_What the task asks_: From the records below, extract all the text exactly and leave the images behind.

(Source records)
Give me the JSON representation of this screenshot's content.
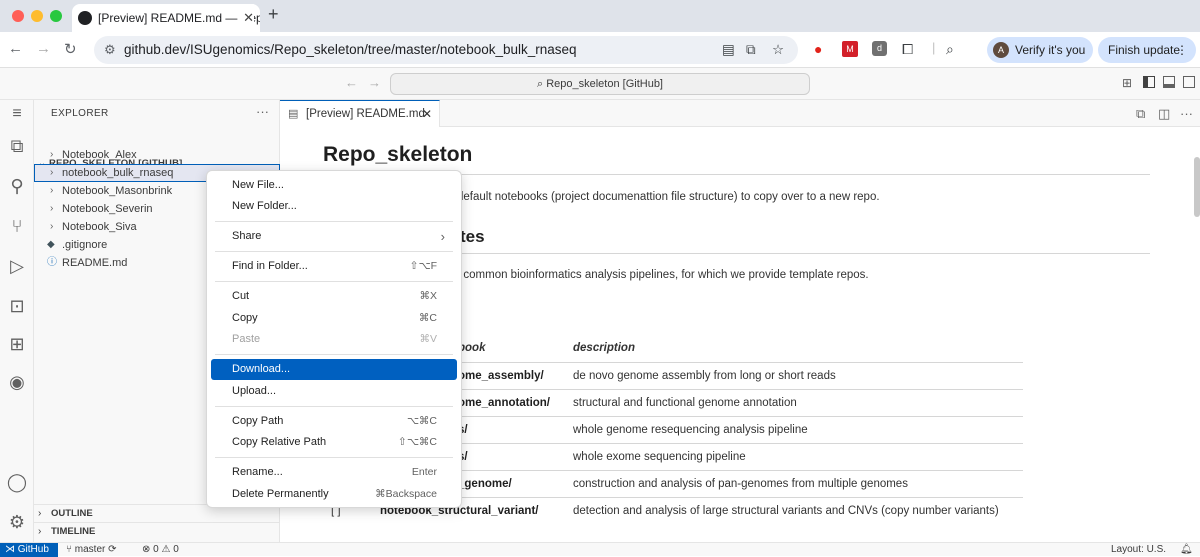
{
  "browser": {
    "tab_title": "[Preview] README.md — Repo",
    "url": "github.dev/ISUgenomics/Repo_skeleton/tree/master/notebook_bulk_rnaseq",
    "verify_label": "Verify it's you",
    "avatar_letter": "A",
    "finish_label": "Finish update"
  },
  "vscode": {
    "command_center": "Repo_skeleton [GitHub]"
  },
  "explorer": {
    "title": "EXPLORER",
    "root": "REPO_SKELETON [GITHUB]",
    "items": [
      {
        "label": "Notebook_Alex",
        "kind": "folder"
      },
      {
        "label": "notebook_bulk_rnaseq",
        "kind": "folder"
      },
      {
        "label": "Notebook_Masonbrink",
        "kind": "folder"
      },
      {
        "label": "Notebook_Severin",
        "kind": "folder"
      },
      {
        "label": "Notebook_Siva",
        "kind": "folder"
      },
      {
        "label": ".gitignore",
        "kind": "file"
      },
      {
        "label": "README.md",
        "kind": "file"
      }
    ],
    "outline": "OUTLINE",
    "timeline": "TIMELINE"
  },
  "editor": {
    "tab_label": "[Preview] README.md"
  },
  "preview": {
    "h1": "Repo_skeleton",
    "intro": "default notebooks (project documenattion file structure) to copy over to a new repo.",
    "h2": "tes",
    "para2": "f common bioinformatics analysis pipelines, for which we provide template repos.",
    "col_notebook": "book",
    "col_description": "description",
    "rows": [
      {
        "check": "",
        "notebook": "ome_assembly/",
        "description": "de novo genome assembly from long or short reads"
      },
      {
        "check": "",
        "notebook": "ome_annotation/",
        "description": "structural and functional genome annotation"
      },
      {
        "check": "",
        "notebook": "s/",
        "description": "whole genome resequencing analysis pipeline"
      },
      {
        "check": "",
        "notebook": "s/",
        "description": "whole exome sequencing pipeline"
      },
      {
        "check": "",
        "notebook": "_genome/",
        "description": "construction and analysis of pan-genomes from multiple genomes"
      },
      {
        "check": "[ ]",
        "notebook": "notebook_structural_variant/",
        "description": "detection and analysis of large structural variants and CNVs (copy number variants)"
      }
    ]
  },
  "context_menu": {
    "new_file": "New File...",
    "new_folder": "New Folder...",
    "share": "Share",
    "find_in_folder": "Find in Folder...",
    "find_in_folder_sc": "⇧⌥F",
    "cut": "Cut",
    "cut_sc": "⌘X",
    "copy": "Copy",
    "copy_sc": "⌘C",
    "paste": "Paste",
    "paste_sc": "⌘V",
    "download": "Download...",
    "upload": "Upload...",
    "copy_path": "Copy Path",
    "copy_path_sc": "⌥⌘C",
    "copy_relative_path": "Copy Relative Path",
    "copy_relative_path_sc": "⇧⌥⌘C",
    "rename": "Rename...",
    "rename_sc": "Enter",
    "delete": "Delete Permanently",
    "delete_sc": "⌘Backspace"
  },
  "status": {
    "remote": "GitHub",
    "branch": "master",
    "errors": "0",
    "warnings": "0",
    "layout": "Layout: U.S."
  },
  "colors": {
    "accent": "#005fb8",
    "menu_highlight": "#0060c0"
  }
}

_Solution to this problem_:
Give me the JSON representation of this screenshot's content.
{
  "browser": {
    "tab_title": "[Preview] README.md — Repo",
    "url": "github.dev/ISUgenomics/Repo_skeleton/tree/master/notebook_bulk_rnaseq",
    "verify_label": "Verify it's you",
    "avatar_letter": "A",
    "finish_label": "Finish update"
  },
  "vscode": {
    "command_center": "Repo_skeleton [GitHub]"
  },
  "explorer": {
    "title": "EXPLORER",
    "root": "REPO_SKELETON [GITHUB]",
    "items": [
      {
        "label": "Notebook_Alex",
        "kind": "folder"
      },
      {
        "label": "notebook_bulk_rnaseq",
        "kind": "folder"
      },
      {
        "label": "Notebook_Masonbrink",
        "kind": "folder"
      },
      {
        "label": "Notebook_Severin",
        "kind": "folder"
      },
      {
        "label": "Notebook_Siva",
        "kind": "folder"
      },
      {
        "label": ".gitignore",
        "kind": "file"
      },
      {
        "label": "README.md",
        "kind": "file"
      }
    ],
    "outline": "OUTLINE",
    "timeline": "TIMELINE"
  },
  "editor": {
    "tab_label": "[Preview] README.md"
  },
  "preview": {
    "h1": "Repo_skeleton",
    "intro": "default notebooks (project documenattion file structure) to copy over to a new repo.",
    "h2": "tes",
    "para2": "f common bioinformatics analysis pipelines, for which we provide template repos.",
    "col_notebook": "book",
    "col_description": "description",
    "rows": [
      {
        "check": "",
        "notebook": "ome_assembly/",
        "description": "de novo genome assembly from long or short reads"
      },
      {
        "check": "",
        "notebook": "ome_annotation/",
        "description": "structural and functional genome annotation"
      },
      {
        "check": "",
        "notebook": "s/",
        "description": "whole genome resequencing analysis pipeline"
      },
      {
        "check": "",
        "notebook": "s/",
        "description": "whole exome sequencing pipeline"
      },
      {
        "check": "",
        "notebook": "_genome/",
        "description": "construction and analysis of pan-genomes from multiple genomes"
      },
      {
        "check": "[ ]",
        "notebook": "notebook_structural_variant/",
        "description": "detection and analysis of large structural variants and CNVs (copy number variants)"
      }
    ]
  },
  "context_menu": {
    "new_file": "New File...",
    "new_folder": "New Folder...",
    "share": "Share",
    "find_in_folder": "Find in Folder...",
    "find_in_folder_sc": "⇧⌥F",
    "cut": "Cut",
    "cut_sc": "⌘X",
    "copy": "Copy",
    "copy_sc": "⌘C",
    "paste": "Paste",
    "paste_sc": "⌘V",
    "download": "Download...",
    "upload": "Upload...",
    "copy_path": "Copy Path",
    "copy_path_sc": "⌥⌘C",
    "copy_relative_path": "Copy Relative Path",
    "copy_relative_path_sc": "⇧⌥⌘C",
    "rename": "Rename...",
    "rename_sc": "Enter",
    "delete": "Delete Permanently",
    "delete_sc": "⌘Backspace"
  },
  "status": {
    "remote": "GitHub",
    "branch": "master",
    "errors": "0",
    "warnings": "0",
    "layout": "Layout: U.S."
  },
  "colors": {
    "accent": "#005fb8",
    "menu_highlight": "#0060c0"
  }
}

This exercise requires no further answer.